What is expected
For the word "Google", search the records and show each line in which it occurs.

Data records
#####

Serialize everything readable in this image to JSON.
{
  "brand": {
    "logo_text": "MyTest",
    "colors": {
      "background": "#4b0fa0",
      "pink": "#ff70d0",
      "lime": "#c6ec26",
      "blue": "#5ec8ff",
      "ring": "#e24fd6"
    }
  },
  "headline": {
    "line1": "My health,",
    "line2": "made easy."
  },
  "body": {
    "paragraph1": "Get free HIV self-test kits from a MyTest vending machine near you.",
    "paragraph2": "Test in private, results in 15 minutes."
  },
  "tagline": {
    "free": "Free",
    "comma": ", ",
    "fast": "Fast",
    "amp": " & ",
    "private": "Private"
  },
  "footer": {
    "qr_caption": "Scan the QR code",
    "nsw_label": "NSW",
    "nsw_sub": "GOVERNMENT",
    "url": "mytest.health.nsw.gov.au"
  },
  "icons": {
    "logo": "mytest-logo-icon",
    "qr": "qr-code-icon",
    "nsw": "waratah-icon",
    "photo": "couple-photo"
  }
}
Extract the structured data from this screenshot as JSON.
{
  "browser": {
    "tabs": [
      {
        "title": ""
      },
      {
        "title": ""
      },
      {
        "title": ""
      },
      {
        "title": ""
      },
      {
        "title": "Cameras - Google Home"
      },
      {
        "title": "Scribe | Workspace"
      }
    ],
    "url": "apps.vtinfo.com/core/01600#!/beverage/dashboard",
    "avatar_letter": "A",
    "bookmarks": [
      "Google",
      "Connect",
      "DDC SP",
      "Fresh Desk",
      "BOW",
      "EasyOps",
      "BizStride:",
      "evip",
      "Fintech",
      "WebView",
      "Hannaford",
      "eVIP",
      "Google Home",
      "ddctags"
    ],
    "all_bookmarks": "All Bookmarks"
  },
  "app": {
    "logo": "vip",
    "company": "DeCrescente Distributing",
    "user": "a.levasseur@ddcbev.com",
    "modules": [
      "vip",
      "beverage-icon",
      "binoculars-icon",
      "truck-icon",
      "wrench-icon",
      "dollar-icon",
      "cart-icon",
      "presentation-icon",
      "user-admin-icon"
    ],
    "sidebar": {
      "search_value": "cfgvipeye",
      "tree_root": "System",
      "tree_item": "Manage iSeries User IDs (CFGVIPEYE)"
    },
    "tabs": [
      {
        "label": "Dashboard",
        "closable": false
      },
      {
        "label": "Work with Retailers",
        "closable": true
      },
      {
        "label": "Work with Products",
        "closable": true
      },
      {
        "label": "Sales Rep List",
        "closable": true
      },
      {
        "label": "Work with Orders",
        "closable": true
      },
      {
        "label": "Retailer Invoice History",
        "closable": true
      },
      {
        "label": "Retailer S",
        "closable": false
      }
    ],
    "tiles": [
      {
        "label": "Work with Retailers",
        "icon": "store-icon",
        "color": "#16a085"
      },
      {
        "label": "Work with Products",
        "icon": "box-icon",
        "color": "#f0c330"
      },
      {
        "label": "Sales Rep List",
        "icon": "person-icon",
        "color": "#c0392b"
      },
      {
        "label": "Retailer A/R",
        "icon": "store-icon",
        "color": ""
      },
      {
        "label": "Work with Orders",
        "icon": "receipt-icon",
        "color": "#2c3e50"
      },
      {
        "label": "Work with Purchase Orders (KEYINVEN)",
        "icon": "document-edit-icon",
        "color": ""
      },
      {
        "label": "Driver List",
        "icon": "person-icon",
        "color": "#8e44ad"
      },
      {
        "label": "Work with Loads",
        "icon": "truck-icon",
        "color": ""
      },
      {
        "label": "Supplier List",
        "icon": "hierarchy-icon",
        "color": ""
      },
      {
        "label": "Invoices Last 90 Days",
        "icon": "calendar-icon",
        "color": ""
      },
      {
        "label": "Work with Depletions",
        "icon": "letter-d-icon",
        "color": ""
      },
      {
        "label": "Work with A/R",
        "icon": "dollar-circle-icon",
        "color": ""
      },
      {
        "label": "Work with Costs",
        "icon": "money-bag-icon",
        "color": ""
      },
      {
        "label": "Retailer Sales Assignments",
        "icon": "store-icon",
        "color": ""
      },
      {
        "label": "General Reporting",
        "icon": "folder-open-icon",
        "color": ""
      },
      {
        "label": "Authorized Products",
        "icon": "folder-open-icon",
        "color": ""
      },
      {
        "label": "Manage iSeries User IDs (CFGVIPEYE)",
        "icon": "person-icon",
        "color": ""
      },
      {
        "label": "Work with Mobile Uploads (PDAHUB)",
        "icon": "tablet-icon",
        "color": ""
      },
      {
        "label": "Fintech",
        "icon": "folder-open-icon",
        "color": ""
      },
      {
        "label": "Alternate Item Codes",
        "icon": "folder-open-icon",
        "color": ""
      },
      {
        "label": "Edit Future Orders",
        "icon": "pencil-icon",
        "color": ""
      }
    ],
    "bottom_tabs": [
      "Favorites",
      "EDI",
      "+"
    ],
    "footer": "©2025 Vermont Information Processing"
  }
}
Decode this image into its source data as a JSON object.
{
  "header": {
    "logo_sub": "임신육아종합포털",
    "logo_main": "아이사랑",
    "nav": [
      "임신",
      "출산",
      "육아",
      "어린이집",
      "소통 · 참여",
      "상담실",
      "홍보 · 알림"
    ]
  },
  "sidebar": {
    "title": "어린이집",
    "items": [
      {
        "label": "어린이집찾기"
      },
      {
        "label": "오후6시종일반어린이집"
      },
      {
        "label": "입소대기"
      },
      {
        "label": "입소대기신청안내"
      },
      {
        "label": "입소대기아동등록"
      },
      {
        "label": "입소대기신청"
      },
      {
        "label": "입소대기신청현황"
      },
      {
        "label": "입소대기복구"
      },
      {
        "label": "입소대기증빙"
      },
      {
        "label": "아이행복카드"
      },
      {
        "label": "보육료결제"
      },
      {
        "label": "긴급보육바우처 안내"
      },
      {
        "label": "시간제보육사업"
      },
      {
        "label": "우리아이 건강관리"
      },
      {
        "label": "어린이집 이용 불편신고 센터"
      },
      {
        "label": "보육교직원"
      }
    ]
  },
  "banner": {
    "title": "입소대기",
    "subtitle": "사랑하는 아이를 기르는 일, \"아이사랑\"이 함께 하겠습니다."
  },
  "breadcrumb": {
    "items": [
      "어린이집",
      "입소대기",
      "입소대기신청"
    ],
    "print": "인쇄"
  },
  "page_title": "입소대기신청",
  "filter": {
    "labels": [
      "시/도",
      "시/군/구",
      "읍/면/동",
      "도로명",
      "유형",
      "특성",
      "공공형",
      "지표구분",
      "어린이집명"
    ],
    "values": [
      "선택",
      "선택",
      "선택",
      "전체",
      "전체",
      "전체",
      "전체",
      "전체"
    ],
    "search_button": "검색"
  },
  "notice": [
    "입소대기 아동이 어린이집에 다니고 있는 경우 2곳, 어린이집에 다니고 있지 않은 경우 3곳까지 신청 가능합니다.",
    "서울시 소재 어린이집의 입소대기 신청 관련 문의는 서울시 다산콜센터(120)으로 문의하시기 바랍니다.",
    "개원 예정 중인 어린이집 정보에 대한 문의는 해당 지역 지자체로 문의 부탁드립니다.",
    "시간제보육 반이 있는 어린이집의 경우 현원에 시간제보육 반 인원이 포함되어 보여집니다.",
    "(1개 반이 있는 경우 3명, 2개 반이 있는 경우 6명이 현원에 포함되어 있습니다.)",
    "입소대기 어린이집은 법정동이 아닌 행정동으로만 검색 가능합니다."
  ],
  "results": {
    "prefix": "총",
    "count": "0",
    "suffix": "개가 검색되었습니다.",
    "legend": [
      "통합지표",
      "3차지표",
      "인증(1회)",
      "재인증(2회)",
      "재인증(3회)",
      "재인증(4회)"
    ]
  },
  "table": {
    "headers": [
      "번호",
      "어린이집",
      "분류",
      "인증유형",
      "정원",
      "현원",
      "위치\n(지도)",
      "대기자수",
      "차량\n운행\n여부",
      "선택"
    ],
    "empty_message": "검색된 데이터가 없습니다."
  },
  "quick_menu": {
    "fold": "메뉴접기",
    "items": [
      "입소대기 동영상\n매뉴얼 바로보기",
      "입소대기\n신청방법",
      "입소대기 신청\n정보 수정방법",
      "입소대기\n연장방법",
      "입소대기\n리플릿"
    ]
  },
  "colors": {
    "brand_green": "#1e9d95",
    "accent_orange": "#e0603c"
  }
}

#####

Answer for the task
        "title": "Cameras - Google Home"
      "Google",
      "Google Home",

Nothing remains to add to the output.